Segment Start: Task input

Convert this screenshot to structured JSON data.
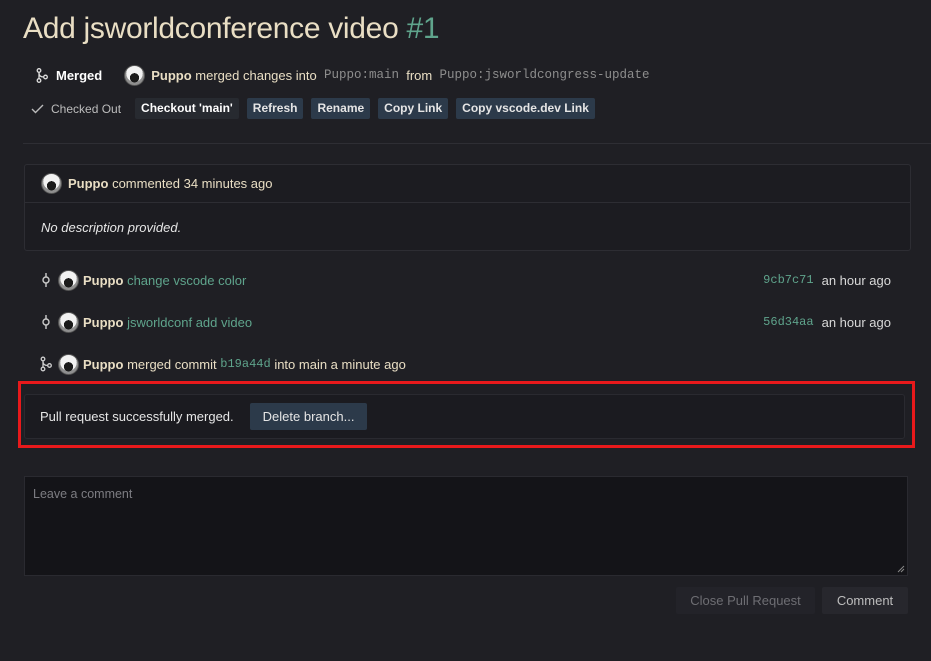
{
  "pr": {
    "title": "Add jsworldconference video",
    "number": "#1",
    "state": "Merged",
    "author": "Puppo",
    "merged_text": "merged changes into",
    "target_branch": "Puppo:main",
    "from_text": "from",
    "source_branch": "Puppo:jsworldcongress-update"
  },
  "actions": {
    "checked_out": "Checked Out",
    "checkout_main": "Checkout 'main'",
    "refresh": "Refresh",
    "rename": "Rename",
    "copy_link": "Copy Link",
    "copy_vscode_link": "Copy vscode.dev Link"
  },
  "comment": {
    "author": "Puppo",
    "meta": "commented 34 minutes ago",
    "body": "No description provided."
  },
  "timeline": [
    {
      "author": "Puppo",
      "message": "change vscode color",
      "hash": "9cb7c71",
      "time": "an hour ago"
    },
    {
      "author": "Puppo",
      "message": "jsworldconf add video",
      "hash": "56d34aa",
      "time": "an hour ago"
    }
  ],
  "merge_event": {
    "author": "Puppo",
    "text1": "merged commit",
    "hash": "b19a44d",
    "text2": "into main a minute ago"
  },
  "merged_box": {
    "message": "Pull request successfully merged.",
    "delete_label": "Delete branch..."
  },
  "new_comment": {
    "placeholder": "Leave a comment",
    "close_label": "Close Pull Request",
    "comment_label": "Comment"
  },
  "colors": {
    "accent": "#5fa48c",
    "highlight": "#e8191b"
  }
}
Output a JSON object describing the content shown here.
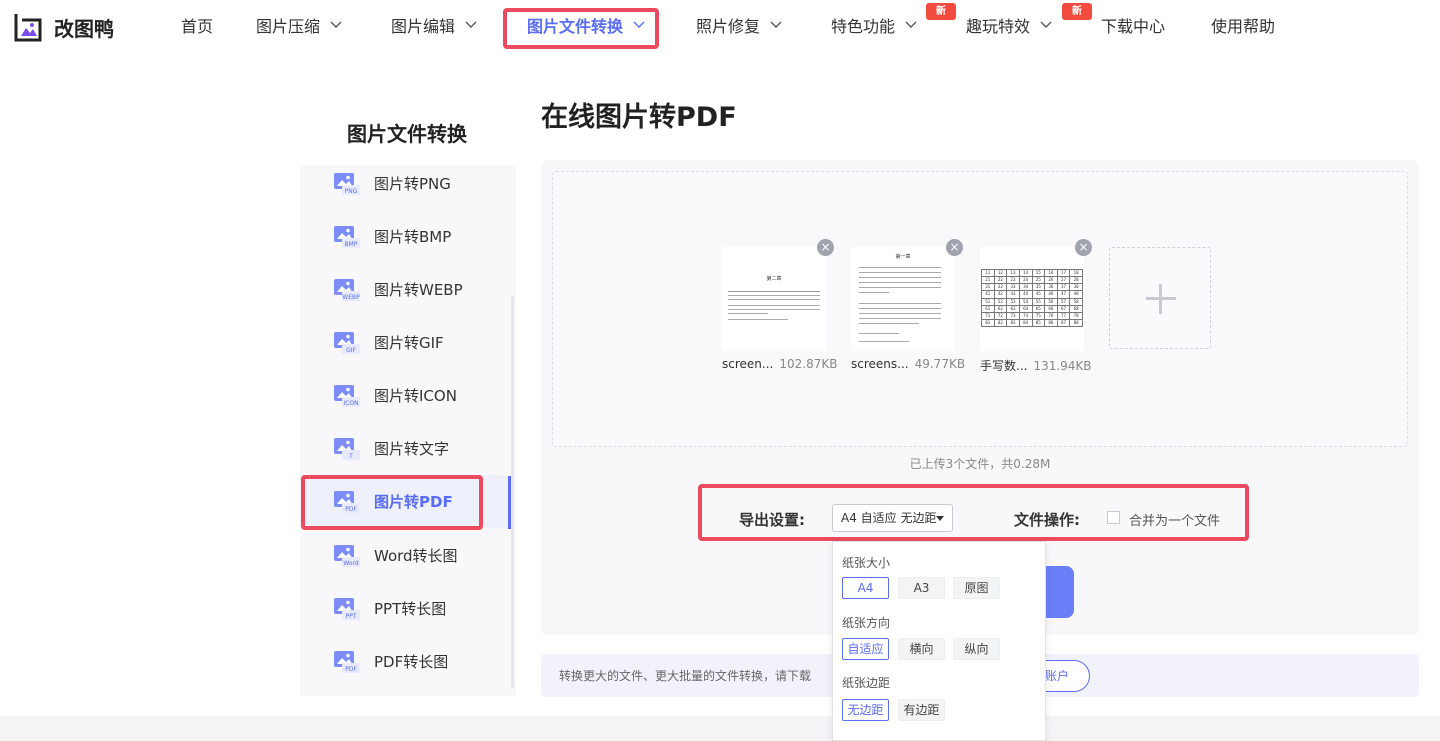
{
  "brand": {
    "name": "改图鸭",
    "logo": "duck-photo-logo-icon"
  },
  "nav": {
    "items": [
      {
        "label": "首页",
        "dropdown": false
      },
      {
        "label": "图片压缩",
        "dropdown": true
      },
      {
        "label": "图片编辑",
        "dropdown": true
      },
      {
        "label": "图片文件转换",
        "dropdown": true,
        "active": true
      },
      {
        "label": "照片修复",
        "dropdown": true
      },
      {
        "label": "特色功能",
        "dropdown": true,
        "badge": "新"
      },
      {
        "label": "趣玩特效",
        "dropdown": true,
        "badge": "新"
      },
      {
        "label": "下载中心",
        "dropdown": false
      },
      {
        "label": "使用帮助",
        "dropdown": false
      }
    ]
  },
  "sidebar": {
    "title": "图片文件转换",
    "items": [
      {
        "label": "图片转PNG",
        "icon": "image-png-icon",
        "tag": "PNG"
      },
      {
        "label": "图片转BMP",
        "icon": "image-bmp-icon",
        "tag": "BMP"
      },
      {
        "label": "图片转WEBP",
        "icon": "image-webp-icon",
        "tag": "WEBP"
      },
      {
        "label": "图片转GIF",
        "icon": "image-gif-icon",
        "tag": "GIF"
      },
      {
        "label": "图片转ICON",
        "icon": "image-icon-icon",
        "tag": "ICON"
      },
      {
        "label": "图片转文字",
        "icon": "image-text-icon",
        "tag": "T"
      },
      {
        "label": "图片转PDF",
        "icon": "image-pdf-icon",
        "tag": "PDF",
        "active": true
      },
      {
        "label": "Word转长图",
        "icon": "word-long-image-icon",
        "tag": "Word"
      },
      {
        "label": "PPT转长图",
        "icon": "ppt-long-image-icon",
        "tag": "PPT"
      },
      {
        "label": "PDF转长图",
        "icon": "pdf-long-image-icon",
        "tag": "PDF"
      }
    ]
  },
  "main": {
    "title": "在线图片转PDF",
    "files": [
      {
        "name": "screen...",
        "size": "102.87KB",
        "doc_heading": "第二章"
      },
      {
        "name": "screens...",
        "size": "49.77KB",
        "doc_heading": "第一章"
      },
      {
        "name": "手写数...",
        "size": "131.94KB"
      }
    ],
    "upload_status": "已上传3个文件，共0.28M",
    "export_label": "导出设置:",
    "export_value": "A4 自适应 无边距",
    "file_op_label": "文件操作:",
    "merge_label": "合并为一个文件",
    "merge_checked": false,
    "promo_text": "转换更大的文件、更大批量的文件转换，请下载",
    "promo_button_partial": "账户"
  },
  "dropdown": {
    "paper_size": {
      "label": "纸张大小",
      "options": [
        "A4",
        "A3",
        "原图"
      ],
      "selected": "A4"
    },
    "orientation": {
      "label": "纸张方向",
      "options": [
        "自适应",
        "横向",
        "纵向"
      ],
      "selected": "自适应"
    },
    "margin": {
      "label": "纸张边距",
      "options": [
        "无边距",
        "有边距"
      ],
      "selected": "无边距"
    }
  },
  "grid_numbers": [
    [
      "11",
      "12",
      "13",
      "14",
      "15",
      "16",
      "17",
      "18"
    ],
    [
      "21",
      "22",
      "23",
      "24",
      "25",
      "26",
      "27",
      "28"
    ],
    [
      "31",
      "32",
      "33",
      "34",
      "35",
      "36",
      "37",
      "38"
    ],
    [
      "41",
      "42",
      "43",
      "44",
      "45",
      "46",
      "47",
      "48"
    ],
    [
      "51",
      "52",
      "53",
      "54",
      "55",
      "56",
      "57",
      "58"
    ],
    [
      "61",
      "62",
      "63",
      "64",
      "65",
      "66",
      "67",
      "68"
    ],
    [
      "71",
      "72",
      "73",
      "74",
      "75",
      "76",
      "77",
      "78"
    ],
    [
      "81",
      "82",
      "83",
      "84",
      "85",
      "86",
      "87",
      "88"
    ]
  ],
  "colors": {
    "accent": "#5b6cf5",
    "highlight": "#ec4a5f",
    "badge": "#f24b3f"
  }
}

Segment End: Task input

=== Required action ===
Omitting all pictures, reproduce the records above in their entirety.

=== Answer area ===
Convert this screenshot to structured JSON data.
{
  "pr": {
    "title": "Add jsworldconference video",
    "number": "#1",
    "state": "Merged",
    "author": "Puppo",
    "merged_text": "merged changes into",
    "target_branch": "Puppo:main",
    "from_text": "from",
    "source_branch": "Puppo:jsworldcongress-update"
  },
  "actions": {
    "checked_out": "Checked Out",
    "checkout_main": "Checkout 'main'",
    "refresh": "Refresh",
    "rename": "Rename",
    "copy_link": "Copy Link",
    "copy_vscode_link": "Copy vscode.dev Link"
  },
  "comment": {
    "author": "Puppo",
    "meta": "commented 34 minutes ago",
    "body": "No description provided."
  },
  "timeline": [
    {
      "author": "Puppo",
      "message": "change vscode color",
      "hash": "9cb7c71",
      "time": "an hour ago"
    },
    {
      "author": "Puppo",
      "message": "jsworldconf add video",
      "hash": "56d34aa",
      "time": "an hour ago"
    }
  ],
  "merge_event": {
    "author": "Puppo",
    "text1": "merged commit",
    "hash": "b19a44d",
    "text2": "into main a minute ago"
  },
  "merged_box": {
    "message": "Pull request successfully merged.",
    "delete_label": "Delete branch..."
  },
  "new_comment": {
    "placeholder": "Leave a comment",
    "close_label": "Close Pull Request",
    "comment_label": "Comment"
  },
  "colors": {
    "accent": "#5fa48c",
    "highlight": "#e8191b"
  }
}
Output a JSON object describing the content shown here.
{
  "brand": {
    "name": "改图鸭",
    "logo": "duck-photo-logo-icon"
  },
  "nav": {
    "items": [
      {
        "label": "首页",
        "dropdown": false
      },
      {
        "label": "图片压缩",
        "dropdown": true
      },
      {
        "label": "图片编辑",
        "dropdown": true
      },
      {
        "label": "图片文件转换",
        "dropdown": true,
        "active": true
      },
      {
        "label": "照片修复",
        "dropdown": true
      },
      {
        "label": "特色功能",
        "dropdown": true,
        "badge": "新"
      },
      {
        "label": "趣玩特效",
        "dropdown": true,
        "badge": "新"
      },
      {
        "label": "下载中心",
        "dropdown": false
      },
      {
        "label": "使用帮助",
        "dropdown": false
      }
    ]
  },
  "sidebar": {
    "title": "图片文件转换",
    "items": [
      {
        "label": "图片转PNG",
        "icon": "image-png-icon",
        "tag": "PNG"
      },
      {
        "label": "图片转BMP",
        "icon": "image-bmp-icon",
        "tag": "BMP"
      },
      {
        "label": "图片转WEBP",
        "icon": "image-webp-icon",
        "tag": "WEBP"
      },
      {
        "label": "图片转GIF",
        "icon": "image-gif-icon",
        "tag": "GIF"
      },
      {
        "label": "图片转ICON",
        "icon": "image-icon-icon",
        "tag": "ICON"
      },
      {
        "label": "图片转文字",
        "icon": "image-text-icon",
        "tag": "T"
      },
      {
        "label": "图片转PDF",
        "icon": "image-pdf-icon",
        "tag": "PDF",
        "active": true
      },
      {
        "label": "Word转长图",
        "icon": "word-long-image-icon",
        "tag": "Word"
      },
      {
        "label": "PPT转长图",
        "icon": "ppt-long-image-icon",
        "tag": "PPT"
      },
      {
        "label": "PDF转长图",
        "icon": "pdf-long-image-icon",
        "tag": "PDF"
      }
    ]
  },
  "main": {
    "title": "在线图片转PDF",
    "files": [
      {
        "name": "screen...",
        "size": "102.87KB",
        "doc_heading": "第二章"
      },
      {
        "name": "screens...",
        "size": "49.77KB",
        "doc_heading": "第一章"
      },
      {
        "name": "手写数...",
        "size": "131.94KB"
      }
    ],
    "upload_status": "已上传3个文件，共0.28M",
    "export_label": "导出设置:",
    "export_value": "A4 自适应 无边距",
    "file_op_label": "文件操作:",
    "merge_label": "合并为一个文件",
    "merge_checked": false,
    "promo_text": "转换更大的文件、更大批量的文件转换，请下载",
    "promo_button_partial": "账户"
  },
  "dropdown": {
    "paper_size": {
      "label": "纸张大小",
      "options": [
        "A4",
        "A3",
        "原图"
      ],
      "selected": "A4"
    },
    "orientation": {
      "label": "纸张方向",
      "options": [
        "自适应",
        "横向",
        "纵向"
      ],
      "selected": "自适应"
    },
    "margin": {
      "label": "纸张边距",
      "options": [
        "无边距",
        "有边距"
      ],
      "selected": "无边距"
    }
  },
  "grid_numbers": [
    [
      "11",
      "12",
      "13",
      "14",
      "15",
      "16",
      "17",
      "18"
    ],
    [
      "21",
      "22",
      "23",
      "24",
      "25",
      "26",
      "27",
      "28"
    ],
    [
      "31",
      "32",
      "33",
      "34",
      "35",
      "36",
      "37",
      "38"
    ],
    [
      "41",
      "42",
      "43",
      "44",
      "45",
      "46",
      "47",
      "48"
    ],
    [
      "51",
      "52",
      "53",
      "54",
      "55",
      "56",
      "57",
      "58"
    ],
    [
      "61",
      "62",
      "63",
      "64",
      "65",
      "66",
      "67",
      "68"
    ],
    [
      "71",
      "72",
      "73",
      "74",
      "75",
      "76",
      "77",
      "78"
    ],
    [
      "81",
      "82",
      "83",
      "84",
      "85",
      "86",
      "87",
      "88"
    ]
  ],
  "colors": {
    "accent": "#5b6cf5",
    "highlight": "#ec4a5f",
    "badge": "#f24b3f"
  }
}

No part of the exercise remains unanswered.